Most drawings are made up of numerous lines, hatches, and marks, but that's not the case in the art of Tyler Foust. The Texas-based abstract artist creates captivating drawings with one long continuous line that never intersects. While he is best known for his puzzle-like pieces that contain hidden images, his latest work explores the best way to create distinct portraits in one line.
Using famous figures as models, Foust uses two different ways to create his compositions. His earlier figurative drawings—such as Queen Elizabeth II and Bill Murray—start at a random point on the outer edge of the paper, and loop in wobbly zig-zag patterns to create the head and facial features of the subject. In doing so, his drawings look more realistic the further you stand away from it.
Recently, Foust has been working on another approach to creating continuous line portraits—one that appears to be more formulaic. In his drawing of Abraham Lincoln and Marilyn Monroe, the artist starts at the very corner of the page, and from there, creates multiple wobbly bars until he fills the page and reaches the other far corner. The details of the person's face are formed from the number of fissures in the line, and the degree to which these crevices protrude.
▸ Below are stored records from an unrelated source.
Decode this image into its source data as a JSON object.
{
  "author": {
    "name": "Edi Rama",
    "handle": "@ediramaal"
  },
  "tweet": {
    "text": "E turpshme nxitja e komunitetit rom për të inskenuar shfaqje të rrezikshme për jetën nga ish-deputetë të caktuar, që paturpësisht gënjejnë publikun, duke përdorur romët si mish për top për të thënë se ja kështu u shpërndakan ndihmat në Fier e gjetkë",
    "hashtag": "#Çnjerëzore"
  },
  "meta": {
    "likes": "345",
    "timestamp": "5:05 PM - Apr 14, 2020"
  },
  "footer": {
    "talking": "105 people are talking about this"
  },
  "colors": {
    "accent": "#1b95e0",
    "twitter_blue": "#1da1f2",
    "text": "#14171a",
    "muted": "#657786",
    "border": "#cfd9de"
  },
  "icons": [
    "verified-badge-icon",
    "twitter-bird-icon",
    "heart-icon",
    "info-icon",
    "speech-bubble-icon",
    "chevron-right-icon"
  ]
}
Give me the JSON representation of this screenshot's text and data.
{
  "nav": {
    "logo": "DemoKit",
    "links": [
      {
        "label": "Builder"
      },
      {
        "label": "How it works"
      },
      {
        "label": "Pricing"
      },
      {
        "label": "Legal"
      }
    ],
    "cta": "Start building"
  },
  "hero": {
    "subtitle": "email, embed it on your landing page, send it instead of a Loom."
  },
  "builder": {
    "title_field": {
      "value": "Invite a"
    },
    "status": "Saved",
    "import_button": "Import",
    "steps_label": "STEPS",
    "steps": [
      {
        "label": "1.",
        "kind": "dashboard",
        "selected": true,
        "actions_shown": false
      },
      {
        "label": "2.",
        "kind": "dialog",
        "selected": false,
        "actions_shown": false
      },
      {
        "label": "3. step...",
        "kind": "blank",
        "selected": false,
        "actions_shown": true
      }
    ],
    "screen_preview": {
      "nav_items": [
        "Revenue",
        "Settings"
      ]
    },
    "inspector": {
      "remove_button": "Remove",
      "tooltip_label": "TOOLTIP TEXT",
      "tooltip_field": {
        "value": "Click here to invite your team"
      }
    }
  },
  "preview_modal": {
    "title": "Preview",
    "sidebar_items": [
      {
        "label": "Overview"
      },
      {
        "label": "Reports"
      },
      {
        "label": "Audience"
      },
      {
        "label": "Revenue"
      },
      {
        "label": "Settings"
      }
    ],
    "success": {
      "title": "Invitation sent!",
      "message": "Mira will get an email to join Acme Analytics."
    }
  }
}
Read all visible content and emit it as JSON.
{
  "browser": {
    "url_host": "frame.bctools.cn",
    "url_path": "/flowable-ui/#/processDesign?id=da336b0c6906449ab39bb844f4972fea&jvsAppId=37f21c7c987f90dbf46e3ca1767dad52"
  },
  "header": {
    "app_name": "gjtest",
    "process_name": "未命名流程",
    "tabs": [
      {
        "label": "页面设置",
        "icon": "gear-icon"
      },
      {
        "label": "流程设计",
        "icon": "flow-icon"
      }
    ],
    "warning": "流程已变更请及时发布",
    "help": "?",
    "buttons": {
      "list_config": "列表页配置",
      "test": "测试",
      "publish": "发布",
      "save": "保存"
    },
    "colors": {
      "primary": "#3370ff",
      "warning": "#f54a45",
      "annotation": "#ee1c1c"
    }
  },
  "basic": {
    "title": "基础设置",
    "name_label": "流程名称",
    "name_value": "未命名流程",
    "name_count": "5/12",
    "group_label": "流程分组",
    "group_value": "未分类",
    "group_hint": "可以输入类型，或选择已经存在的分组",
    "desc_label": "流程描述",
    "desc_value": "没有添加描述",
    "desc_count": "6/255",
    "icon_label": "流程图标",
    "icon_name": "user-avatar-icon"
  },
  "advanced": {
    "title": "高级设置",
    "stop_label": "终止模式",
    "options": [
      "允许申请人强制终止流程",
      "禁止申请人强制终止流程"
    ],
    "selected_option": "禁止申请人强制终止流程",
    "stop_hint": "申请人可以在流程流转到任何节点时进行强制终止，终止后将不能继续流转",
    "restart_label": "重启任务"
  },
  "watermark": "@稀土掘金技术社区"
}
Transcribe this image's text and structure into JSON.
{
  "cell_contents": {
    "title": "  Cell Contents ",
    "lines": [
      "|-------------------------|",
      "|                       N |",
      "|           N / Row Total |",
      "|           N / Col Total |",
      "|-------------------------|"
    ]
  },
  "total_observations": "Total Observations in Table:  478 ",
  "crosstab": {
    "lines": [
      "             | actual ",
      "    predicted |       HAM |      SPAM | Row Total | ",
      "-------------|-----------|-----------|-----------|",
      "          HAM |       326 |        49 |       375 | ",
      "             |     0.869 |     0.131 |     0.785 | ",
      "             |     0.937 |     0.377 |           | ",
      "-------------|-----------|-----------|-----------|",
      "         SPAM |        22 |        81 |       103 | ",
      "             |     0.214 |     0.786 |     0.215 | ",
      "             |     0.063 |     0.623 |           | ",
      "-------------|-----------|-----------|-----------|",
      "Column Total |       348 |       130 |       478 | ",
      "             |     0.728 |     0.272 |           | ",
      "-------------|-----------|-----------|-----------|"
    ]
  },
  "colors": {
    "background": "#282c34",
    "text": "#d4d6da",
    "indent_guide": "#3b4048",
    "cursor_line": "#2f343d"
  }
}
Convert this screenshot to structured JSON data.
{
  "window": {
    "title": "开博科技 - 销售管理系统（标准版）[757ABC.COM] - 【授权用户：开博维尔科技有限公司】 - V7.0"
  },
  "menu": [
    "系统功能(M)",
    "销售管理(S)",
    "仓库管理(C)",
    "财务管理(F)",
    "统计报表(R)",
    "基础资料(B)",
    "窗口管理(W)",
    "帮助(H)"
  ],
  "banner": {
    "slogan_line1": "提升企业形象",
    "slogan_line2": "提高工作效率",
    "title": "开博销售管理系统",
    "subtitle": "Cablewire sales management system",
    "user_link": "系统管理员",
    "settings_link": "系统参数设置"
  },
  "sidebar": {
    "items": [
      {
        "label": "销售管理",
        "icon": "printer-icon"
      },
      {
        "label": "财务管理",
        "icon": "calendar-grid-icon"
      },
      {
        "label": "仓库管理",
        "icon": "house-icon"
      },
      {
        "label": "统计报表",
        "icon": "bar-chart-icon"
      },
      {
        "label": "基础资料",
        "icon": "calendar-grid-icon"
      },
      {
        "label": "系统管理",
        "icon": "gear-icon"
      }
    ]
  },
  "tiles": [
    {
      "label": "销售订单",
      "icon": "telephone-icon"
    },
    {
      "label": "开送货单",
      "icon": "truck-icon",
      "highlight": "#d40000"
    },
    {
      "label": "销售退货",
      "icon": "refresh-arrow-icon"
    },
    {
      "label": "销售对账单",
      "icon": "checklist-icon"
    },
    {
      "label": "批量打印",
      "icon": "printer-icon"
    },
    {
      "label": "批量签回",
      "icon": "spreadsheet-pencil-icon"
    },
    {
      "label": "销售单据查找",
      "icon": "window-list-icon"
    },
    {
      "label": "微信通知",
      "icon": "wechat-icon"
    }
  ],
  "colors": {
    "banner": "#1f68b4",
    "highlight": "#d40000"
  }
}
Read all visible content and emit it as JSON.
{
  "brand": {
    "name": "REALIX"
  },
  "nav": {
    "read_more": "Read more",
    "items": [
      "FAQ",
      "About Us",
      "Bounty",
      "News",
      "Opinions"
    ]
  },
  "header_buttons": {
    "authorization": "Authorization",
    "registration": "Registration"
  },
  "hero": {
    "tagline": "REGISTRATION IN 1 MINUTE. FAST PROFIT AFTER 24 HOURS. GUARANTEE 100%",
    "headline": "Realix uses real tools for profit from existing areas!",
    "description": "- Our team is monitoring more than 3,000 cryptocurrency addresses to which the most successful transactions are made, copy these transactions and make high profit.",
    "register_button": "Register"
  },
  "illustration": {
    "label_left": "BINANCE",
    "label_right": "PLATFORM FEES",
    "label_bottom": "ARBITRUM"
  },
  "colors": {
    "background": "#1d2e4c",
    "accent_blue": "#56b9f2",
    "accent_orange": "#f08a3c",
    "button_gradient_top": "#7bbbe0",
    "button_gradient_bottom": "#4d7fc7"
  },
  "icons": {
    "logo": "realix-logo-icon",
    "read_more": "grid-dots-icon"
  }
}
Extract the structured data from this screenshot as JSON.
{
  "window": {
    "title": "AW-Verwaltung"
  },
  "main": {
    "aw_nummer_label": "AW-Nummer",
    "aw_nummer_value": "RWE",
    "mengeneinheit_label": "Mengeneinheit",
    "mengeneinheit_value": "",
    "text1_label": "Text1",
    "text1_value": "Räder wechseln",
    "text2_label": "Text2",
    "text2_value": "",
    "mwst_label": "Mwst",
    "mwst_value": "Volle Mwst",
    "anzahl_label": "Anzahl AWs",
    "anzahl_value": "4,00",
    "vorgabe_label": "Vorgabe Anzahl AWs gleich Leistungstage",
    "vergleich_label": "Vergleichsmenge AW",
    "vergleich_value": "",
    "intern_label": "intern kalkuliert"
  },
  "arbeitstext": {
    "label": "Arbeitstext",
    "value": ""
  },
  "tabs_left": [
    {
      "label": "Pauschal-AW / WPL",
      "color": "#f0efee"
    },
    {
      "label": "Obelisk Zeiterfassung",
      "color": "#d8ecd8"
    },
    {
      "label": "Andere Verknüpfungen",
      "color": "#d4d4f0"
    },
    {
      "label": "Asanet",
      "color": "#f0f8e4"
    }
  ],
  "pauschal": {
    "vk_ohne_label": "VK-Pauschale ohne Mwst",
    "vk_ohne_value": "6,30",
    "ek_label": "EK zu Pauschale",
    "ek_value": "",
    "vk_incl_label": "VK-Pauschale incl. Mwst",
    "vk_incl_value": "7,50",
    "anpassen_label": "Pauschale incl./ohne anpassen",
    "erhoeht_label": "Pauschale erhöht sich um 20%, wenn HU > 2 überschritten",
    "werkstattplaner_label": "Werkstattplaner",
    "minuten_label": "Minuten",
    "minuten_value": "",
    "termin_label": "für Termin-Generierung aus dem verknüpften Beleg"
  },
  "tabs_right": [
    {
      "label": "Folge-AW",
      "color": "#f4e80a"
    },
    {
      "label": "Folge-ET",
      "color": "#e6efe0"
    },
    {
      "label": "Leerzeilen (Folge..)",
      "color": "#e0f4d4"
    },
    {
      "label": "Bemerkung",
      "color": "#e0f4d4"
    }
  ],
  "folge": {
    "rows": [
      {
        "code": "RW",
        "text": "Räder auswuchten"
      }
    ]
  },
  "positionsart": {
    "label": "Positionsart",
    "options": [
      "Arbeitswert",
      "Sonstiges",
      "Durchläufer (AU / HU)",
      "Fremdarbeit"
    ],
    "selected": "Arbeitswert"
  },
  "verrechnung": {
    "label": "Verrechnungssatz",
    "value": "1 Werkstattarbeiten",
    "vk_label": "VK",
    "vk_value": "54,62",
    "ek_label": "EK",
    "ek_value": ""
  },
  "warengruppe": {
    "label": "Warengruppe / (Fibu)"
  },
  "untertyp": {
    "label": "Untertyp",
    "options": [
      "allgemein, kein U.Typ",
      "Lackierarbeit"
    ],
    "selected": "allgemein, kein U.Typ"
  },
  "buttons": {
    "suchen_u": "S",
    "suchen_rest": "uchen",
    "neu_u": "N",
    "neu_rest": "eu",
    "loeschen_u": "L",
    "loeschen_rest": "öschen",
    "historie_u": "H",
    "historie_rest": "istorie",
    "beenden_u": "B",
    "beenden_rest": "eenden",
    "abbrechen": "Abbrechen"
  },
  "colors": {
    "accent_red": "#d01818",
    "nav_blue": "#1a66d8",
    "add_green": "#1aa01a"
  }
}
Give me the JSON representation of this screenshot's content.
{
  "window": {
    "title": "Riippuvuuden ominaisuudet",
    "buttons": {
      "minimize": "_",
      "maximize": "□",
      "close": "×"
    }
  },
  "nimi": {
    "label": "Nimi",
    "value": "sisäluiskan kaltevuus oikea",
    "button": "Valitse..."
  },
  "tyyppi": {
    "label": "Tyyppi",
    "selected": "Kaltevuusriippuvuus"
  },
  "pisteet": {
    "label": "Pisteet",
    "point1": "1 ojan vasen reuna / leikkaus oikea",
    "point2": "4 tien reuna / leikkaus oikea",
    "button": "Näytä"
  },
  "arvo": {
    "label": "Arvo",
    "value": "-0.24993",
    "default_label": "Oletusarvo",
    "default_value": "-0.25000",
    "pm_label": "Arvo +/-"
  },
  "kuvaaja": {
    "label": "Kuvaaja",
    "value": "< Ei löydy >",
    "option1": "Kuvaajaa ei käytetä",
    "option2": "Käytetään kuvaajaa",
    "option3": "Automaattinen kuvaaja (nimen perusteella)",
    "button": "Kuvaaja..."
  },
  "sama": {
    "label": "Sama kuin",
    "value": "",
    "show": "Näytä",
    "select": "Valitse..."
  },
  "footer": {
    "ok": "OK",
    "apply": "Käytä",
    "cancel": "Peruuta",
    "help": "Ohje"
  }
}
Wavy lines, for instance, resemble blank space from a distance, whereas more sinuous lines create a darkened impression.